More than 100 police officers have already been stationed in schools as part of the Safer Schools Partnerships initiative, funded by the Department for Education and Skills.
Sir Charles Pollard, acting director of the board , which co-ordinates reforms of the youth justice system, said that early evidence from the project suggested it had been a highly successful way of cutting youth crime.
He said each officer would be responsible for more than one school: "It wouldn't be in every secondary school or every primary school but in each group of schools - which could be a secondary school and perhaps two or three feeder schools."
Sir Charles, a former chief constable, said police had been so impressed by the early projects that they wanted to expand the scheme, even without more DfES funding.
He said: "The police would be there to re-establish a culture of better behaviour and after around five years we hope that schools would have all the tools they need."
In its annual report this week, the board said that schools needed to do more to stop young people from being excluded, but recognised that headteachers faced "conflicting priorities" because they also had to protect the majority of pupils from bad behaviour.
The board reported on successes with restorative justice projects, where young people who have been involved in bullying or other misbehaviour are brought together under the supervision of a mediator to discuss their offences and resolve problems.
It published new figures which showed that the number of young people in jail has fallen by a tenth since October because of successful preventative schemes and alternatives to custodial sentences.
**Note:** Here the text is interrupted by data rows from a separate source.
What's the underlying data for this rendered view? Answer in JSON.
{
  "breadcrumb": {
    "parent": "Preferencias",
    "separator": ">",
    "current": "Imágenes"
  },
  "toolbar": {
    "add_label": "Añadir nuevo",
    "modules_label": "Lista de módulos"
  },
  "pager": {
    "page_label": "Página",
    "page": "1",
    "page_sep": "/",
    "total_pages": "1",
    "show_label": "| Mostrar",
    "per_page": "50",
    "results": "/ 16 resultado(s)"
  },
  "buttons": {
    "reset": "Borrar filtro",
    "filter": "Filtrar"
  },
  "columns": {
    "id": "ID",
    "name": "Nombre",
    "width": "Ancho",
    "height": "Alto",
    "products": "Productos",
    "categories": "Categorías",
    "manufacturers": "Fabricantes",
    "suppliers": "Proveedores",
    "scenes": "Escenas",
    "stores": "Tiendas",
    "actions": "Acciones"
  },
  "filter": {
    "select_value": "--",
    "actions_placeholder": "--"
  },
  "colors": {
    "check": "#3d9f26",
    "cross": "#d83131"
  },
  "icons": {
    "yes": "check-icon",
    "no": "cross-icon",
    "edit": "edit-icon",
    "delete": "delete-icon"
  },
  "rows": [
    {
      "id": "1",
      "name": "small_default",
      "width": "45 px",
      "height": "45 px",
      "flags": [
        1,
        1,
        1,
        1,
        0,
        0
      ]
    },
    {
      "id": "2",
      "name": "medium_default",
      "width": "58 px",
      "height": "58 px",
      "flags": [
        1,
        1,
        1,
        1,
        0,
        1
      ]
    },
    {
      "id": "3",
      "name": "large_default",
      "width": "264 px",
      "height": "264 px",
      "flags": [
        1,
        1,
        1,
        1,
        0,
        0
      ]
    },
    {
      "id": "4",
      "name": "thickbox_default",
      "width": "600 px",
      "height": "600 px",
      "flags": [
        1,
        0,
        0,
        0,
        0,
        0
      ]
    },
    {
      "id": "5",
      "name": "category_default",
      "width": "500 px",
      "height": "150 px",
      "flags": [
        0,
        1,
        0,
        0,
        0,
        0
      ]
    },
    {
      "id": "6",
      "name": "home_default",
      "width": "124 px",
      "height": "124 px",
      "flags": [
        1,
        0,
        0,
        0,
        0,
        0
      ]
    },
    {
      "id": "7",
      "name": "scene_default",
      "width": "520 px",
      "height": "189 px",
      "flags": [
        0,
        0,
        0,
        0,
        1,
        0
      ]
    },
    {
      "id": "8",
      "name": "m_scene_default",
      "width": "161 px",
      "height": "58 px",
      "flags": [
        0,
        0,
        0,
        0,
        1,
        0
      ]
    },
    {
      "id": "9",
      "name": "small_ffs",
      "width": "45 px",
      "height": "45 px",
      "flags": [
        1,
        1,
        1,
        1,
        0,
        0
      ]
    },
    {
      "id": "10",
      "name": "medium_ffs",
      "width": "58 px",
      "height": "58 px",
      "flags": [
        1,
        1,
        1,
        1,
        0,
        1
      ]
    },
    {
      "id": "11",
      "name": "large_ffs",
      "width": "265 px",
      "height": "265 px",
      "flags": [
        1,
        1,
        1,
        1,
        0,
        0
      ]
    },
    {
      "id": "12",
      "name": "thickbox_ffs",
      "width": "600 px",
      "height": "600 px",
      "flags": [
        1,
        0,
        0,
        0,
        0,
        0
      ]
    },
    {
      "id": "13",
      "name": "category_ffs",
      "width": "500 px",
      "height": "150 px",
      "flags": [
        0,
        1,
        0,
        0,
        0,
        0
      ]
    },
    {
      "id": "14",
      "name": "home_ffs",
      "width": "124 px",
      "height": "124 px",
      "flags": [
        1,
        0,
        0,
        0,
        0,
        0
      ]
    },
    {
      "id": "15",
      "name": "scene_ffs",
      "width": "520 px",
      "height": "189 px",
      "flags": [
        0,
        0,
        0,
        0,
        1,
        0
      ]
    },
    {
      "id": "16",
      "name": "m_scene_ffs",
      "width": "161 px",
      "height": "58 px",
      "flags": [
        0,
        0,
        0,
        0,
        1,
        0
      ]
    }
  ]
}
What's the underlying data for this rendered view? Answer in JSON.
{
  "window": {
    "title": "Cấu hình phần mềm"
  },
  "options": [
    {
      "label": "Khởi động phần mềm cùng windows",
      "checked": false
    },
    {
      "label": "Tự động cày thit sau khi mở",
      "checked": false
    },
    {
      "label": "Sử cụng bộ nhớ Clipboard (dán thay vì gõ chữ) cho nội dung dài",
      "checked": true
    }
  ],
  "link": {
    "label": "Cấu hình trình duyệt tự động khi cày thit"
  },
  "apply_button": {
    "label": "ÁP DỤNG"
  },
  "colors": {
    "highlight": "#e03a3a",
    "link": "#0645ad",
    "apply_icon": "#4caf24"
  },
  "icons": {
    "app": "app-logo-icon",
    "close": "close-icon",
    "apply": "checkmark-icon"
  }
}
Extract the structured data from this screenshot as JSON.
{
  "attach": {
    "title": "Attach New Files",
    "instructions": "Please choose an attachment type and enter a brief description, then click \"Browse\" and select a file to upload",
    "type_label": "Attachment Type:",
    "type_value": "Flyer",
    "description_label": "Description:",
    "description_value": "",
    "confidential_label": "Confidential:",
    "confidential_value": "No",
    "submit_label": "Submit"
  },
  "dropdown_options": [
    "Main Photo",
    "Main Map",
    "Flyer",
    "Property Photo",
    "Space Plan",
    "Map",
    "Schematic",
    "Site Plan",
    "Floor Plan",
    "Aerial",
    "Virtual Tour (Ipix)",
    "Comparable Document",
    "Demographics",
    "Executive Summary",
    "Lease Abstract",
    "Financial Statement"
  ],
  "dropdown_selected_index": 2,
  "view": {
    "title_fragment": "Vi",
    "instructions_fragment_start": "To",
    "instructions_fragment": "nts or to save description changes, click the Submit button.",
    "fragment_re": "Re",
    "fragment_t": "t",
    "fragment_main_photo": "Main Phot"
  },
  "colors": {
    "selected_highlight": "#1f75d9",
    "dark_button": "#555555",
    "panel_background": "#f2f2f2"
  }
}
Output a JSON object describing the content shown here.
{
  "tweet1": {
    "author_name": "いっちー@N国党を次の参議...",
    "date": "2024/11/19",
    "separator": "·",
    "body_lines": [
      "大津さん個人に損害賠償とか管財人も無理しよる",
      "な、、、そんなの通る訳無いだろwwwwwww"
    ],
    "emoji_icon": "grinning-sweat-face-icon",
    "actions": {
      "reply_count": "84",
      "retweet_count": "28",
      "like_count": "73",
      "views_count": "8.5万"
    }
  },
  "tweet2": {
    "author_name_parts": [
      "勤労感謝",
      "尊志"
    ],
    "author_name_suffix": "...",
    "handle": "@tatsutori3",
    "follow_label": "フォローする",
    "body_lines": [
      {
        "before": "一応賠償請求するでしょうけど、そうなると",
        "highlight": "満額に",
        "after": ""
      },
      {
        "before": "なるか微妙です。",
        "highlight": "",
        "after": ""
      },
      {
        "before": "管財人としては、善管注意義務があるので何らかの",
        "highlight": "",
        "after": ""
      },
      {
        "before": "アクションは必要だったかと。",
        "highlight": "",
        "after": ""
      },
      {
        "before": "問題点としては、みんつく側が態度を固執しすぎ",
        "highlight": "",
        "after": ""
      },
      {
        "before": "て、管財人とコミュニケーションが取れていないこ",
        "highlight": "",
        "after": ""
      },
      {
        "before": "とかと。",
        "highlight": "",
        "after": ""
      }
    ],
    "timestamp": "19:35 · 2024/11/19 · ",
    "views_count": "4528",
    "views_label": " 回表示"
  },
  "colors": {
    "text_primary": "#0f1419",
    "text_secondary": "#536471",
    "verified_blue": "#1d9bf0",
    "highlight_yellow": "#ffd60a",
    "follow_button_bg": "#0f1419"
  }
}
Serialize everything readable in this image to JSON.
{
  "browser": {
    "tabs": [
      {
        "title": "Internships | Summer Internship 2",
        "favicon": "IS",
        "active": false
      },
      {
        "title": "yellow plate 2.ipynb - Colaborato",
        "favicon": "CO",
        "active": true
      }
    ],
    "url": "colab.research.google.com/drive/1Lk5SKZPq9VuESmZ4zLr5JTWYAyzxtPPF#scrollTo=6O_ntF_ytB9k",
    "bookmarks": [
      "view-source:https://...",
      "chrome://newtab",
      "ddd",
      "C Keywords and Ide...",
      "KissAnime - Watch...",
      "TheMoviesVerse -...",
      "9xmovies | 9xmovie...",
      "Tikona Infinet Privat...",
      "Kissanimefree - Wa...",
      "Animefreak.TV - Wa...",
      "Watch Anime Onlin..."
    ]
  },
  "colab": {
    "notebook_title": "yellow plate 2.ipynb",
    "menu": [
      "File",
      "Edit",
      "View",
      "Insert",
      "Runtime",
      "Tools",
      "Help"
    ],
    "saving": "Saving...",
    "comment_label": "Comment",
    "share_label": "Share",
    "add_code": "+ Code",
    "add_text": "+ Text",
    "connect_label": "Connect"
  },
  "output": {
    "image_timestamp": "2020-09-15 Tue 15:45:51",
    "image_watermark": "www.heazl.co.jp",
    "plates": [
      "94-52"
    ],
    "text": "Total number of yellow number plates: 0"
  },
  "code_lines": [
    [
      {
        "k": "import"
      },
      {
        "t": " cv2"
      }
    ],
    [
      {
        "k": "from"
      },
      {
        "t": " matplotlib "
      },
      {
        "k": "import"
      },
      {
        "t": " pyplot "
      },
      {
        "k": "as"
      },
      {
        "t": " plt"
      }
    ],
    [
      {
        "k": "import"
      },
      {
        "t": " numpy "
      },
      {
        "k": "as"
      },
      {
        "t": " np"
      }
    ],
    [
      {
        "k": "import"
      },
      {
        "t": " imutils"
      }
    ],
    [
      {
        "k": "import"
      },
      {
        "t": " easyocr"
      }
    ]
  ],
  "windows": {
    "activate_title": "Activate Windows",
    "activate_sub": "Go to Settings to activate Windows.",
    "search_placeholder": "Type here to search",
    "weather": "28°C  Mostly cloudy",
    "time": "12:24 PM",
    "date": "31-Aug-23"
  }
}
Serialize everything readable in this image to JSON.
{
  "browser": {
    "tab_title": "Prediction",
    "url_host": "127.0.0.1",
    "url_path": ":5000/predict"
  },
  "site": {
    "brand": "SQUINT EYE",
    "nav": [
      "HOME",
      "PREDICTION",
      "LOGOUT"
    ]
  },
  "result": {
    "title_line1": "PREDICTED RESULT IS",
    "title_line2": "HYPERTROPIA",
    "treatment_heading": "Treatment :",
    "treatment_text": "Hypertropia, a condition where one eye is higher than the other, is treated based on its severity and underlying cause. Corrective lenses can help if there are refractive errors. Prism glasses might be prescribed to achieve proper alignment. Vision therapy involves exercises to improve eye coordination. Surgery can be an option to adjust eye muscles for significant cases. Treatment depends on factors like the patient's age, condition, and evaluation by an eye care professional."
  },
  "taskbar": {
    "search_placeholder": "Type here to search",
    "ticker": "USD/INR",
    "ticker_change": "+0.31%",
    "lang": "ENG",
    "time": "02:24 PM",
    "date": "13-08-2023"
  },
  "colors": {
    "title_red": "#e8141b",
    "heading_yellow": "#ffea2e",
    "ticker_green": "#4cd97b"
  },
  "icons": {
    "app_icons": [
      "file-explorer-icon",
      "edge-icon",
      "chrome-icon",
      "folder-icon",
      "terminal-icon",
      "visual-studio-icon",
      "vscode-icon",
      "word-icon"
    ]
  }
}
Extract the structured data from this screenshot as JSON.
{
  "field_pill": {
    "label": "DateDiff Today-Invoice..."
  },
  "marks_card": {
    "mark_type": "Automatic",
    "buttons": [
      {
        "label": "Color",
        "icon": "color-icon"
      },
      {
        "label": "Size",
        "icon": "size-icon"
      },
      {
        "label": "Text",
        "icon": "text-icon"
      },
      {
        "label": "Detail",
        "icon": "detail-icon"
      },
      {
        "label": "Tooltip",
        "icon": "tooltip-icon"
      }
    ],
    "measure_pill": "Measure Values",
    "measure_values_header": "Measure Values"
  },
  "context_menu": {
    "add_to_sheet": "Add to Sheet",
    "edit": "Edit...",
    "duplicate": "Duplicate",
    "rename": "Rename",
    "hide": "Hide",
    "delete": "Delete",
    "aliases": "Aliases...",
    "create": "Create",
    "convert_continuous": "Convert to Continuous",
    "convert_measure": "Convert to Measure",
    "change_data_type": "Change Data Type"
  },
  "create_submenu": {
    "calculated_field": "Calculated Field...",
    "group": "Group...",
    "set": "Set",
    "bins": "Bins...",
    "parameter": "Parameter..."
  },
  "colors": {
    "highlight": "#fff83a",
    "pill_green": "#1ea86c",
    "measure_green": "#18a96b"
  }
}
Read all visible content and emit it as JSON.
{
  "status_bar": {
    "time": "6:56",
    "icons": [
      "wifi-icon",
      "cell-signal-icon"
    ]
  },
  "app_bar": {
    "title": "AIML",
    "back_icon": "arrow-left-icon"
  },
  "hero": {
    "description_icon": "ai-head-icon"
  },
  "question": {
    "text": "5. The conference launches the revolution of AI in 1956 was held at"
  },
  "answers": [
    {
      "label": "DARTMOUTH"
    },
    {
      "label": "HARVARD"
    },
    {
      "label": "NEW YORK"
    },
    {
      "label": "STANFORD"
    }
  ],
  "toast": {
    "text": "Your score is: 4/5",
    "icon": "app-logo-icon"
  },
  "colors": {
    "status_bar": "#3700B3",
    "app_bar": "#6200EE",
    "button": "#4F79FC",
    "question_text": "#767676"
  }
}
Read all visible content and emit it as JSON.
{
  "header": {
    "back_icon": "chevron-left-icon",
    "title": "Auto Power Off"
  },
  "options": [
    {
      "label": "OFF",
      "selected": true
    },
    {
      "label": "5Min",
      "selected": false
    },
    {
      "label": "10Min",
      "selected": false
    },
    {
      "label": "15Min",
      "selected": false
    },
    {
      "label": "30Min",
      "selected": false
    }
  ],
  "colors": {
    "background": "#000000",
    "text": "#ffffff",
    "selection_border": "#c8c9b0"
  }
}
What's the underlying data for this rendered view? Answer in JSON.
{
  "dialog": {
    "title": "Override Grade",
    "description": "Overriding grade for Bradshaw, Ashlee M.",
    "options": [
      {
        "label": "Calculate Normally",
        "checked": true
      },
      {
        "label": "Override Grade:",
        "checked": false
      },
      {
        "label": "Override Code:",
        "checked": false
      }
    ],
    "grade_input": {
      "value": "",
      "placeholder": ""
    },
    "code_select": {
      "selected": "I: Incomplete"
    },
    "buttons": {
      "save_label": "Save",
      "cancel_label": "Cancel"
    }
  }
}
A spokesman for the DfES said the Government wanted to wait for the results of an independent evaluation of the Safer Schools Partnerships in the autumn before expanding the scheme but had been pleased by the initial feedback.
The YJB Annual Review 20022003 is available at www.youth-justice-board.gov.uk